# PROBLEM TO WORK ON
Every record shown here needs to be repeated exactly.
========
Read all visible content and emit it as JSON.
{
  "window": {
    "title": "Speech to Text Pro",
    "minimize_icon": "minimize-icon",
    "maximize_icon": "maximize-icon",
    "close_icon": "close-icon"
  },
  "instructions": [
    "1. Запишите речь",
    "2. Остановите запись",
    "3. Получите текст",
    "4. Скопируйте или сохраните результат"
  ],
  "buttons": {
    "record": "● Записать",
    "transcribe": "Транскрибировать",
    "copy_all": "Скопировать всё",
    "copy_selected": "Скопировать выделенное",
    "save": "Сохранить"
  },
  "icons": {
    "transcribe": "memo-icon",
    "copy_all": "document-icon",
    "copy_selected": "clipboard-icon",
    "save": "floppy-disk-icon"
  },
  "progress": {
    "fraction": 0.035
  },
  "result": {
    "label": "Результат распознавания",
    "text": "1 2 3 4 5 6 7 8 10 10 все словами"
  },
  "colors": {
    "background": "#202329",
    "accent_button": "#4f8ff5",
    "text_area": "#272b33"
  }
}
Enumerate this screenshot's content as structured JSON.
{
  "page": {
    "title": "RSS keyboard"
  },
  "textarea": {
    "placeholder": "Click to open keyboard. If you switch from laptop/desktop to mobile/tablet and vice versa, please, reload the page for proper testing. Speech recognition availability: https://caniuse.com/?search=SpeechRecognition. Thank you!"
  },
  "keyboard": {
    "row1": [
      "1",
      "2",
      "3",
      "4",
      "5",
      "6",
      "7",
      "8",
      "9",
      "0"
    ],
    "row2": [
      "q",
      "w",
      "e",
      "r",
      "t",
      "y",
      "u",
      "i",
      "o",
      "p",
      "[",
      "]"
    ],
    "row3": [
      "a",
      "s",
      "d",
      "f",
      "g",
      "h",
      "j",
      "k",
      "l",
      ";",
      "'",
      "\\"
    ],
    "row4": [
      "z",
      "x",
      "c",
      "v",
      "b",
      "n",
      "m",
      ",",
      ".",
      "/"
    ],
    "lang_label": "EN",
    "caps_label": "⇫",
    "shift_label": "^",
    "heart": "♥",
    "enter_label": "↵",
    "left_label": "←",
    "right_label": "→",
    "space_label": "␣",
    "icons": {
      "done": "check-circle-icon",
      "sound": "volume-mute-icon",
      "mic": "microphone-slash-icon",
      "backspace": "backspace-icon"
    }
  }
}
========
# EXERCISE RESULT
Read all visible content and emit it as JSON.
{
  "window": {
    "title": "Speech to Text Pro",
    "minimize_icon": "minimize-icon",
    "maximize_icon": "maximize-icon",
    "close_icon": "close-icon"
  },
  "instructions": [
    "1. Запишите речь",
    "2. Остановите запись",
    "3. Получите текст",
    "4. Скопируйте или сохраните результат"
  ],
  "buttons": {
    "record": "● Записать",
    "transcribe": "Транскрибировать",
    "copy_all": "Скопировать всё",
    "copy_selected": "Скопировать выделенное",
    "save": "Сохранить"
  },
  "icons": {
    "transcribe": "memo-icon",
    "copy_all": "document-icon",
    "copy_selected": "clipboard-icon",
    "save": "floppy-disk-icon"
  },
  "progress": {
    "fraction": 0.035
  },
  "result": {
    "label": "Результат распознавания",
    "text": "1 2 3 4 5 6 7 8 10 10 все словами"
  },
  "colors": {
    "background": "#202329",
    "accent_button": "#4f8ff5",
    "text_area": "#272b33"
  }
}
Enumerate this screenshot's content as structured JSON.
{
  "page": {
    "title": "RSS keyboard"
  },
  "textarea": {
    "placeholder": "Click to open keyboard. If you switch from laptop/desktop to mobile/tablet and vice versa, please, reload the page for proper testing. Speech recognition availability: https://caniuse.com/?search=SpeechRecognition. Thank you!"
  },
  "keyboard": {
    "row1": [
      "1",
      "2",
      "3",
      "4",
      "5",
      "6",
      "7",
      "8",
      "9",
      "0"
    ],
    "row2": [
      "q",
      "w",
      "e",
      "r",
      "t",
      "y",
      "u",
      "i",
      "o",
      "p",
      "[",
      "]"
    ],
    "row3": [
      "a",
      "s",
      "d",
      "f",
      "g",
      "h",
      "j",
      "k",
      "l",
      ";",
      "'",
      "\\"
    ],
    "row4": [
      "z",
      "x",
      "c",
      "v",
      "b",
      "n",
      "m",
      ",",
      ".",
      "/"
    ],
    "lang_label": "EN",
    "caps_label": "⇫",
    "shift_label": "^",
    "heart": "♥",
    "enter_label": "↵",
    "left_label": "←",
    "right_label": "→",
    "space_label": "␣",
    "icons": {
      "done": "check-circle-icon",
      "sound": "volume-mute-icon",
      "mic": "microphone-slash-icon",
      "backspace": "backspace-icon"
    }
  }
}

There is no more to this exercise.